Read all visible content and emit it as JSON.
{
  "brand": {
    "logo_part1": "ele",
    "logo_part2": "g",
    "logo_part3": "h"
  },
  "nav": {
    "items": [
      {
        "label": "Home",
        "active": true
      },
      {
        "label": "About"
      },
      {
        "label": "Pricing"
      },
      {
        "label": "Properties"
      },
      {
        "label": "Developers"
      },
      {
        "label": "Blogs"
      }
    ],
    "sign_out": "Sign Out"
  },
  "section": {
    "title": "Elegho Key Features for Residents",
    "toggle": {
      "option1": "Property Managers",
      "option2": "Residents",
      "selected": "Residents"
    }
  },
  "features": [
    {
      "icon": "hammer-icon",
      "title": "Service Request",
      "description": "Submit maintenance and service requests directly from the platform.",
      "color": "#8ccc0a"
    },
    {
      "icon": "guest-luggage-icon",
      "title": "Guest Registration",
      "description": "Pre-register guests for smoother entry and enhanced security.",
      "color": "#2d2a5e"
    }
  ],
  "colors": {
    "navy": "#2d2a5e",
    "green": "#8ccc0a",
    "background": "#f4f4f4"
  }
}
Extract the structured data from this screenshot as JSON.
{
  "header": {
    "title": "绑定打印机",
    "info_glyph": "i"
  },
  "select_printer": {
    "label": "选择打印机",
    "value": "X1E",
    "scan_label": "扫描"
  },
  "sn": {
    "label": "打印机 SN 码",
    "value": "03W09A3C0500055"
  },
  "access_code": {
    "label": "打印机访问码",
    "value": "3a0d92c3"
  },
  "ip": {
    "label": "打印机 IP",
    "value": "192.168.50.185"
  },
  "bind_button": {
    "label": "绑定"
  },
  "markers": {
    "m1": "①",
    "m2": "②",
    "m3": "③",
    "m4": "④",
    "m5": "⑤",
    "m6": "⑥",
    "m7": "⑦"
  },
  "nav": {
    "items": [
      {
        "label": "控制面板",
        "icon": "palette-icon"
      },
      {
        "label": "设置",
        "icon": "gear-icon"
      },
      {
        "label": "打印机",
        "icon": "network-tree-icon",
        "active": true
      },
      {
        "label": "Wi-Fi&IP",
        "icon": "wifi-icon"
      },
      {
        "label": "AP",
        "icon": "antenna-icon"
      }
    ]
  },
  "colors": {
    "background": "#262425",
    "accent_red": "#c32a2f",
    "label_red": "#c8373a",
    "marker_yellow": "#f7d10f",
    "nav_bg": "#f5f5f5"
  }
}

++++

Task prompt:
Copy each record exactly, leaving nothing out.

Answer to this exercise:
Read all visible content and emit it as JSON.
{
  "brand": {
    "logo_part1": "ele",
    "logo_part2": "g",
    "logo_part3": "h"
  },
  "nav": {
    "items": [
      {
        "label": "Home",
        "active": true
      },
      {
        "label": "About"
      },
      {
        "label": "Pricing"
      },
      {
        "label": "Properties"
      },
      {
        "label": "Developers"
      },
      {
        "label": "Blogs"
      }
    ],
    "sign_out": "Sign Out"
  },
  "section": {
    "title": "Elegho Key Features for Residents",
    "toggle": {
      "option1": "Property Managers",
      "option2": "Residents",
      "selected": "Residents"
    }
  },
  "features": [
    {
      "icon": "hammer-icon",
      "title": "Service Request",
      "description": "Submit maintenance and service requests directly from the platform.",
      "color": "#8ccc0a"
    },
    {
      "icon": "guest-luggage-icon",
      "title": "Guest Registration",
      "description": "Pre-register guests for smoother entry and enhanced security.",
      "color": "#2d2a5e"
    }
  ],
  "colors": {
    "navy": "#2d2a5e",
    "green": "#8ccc0a",
    "background": "#f4f4f4"
  }
}
Extract the structured data from this screenshot as JSON.
{
  "header": {
    "title": "绑定打印机",
    "info_glyph": "i"
  },
  "select_printer": {
    "label": "选择打印机",
    "value": "X1E",
    "scan_label": "扫描"
  },
  "sn": {
    "label": "打印机 SN 码",
    "value": "03W09A3C0500055"
  },
  "access_code": {
    "label": "打印机访问码",
    "value": "3a0d92c3"
  },
  "ip": {
    "label": "打印机 IP",
    "value": "192.168.50.185"
  },
  "bind_button": {
    "label": "绑定"
  },
  "markers": {
    "m1": "①",
    "m2": "②",
    "m3": "③",
    "m4": "④",
    "m5": "⑤",
    "m6": "⑥",
    "m7": "⑦"
  },
  "nav": {
    "items": [
      {
        "label": "控制面板",
        "icon": "palette-icon"
      },
      {
        "label": "设置",
        "icon": "gear-icon"
      },
      {
        "label": "打印机",
        "icon": "network-tree-icon",
        "active": true
      },
      {
        "label": "Wi-Fi&IP",
        "icon": "wifi-icon"
      },
      {
        "label": "AP",
        "icon": "antenna-icon"
      }
    ]
  },
  "colors": {
    "background": "#262425",
    "accent_red": "#c32a2f",
    "label_red": "#c8373a",
    "marker_yellow": "#f7d10f",
    "nav_bg": "#f5f5f5"
  }
}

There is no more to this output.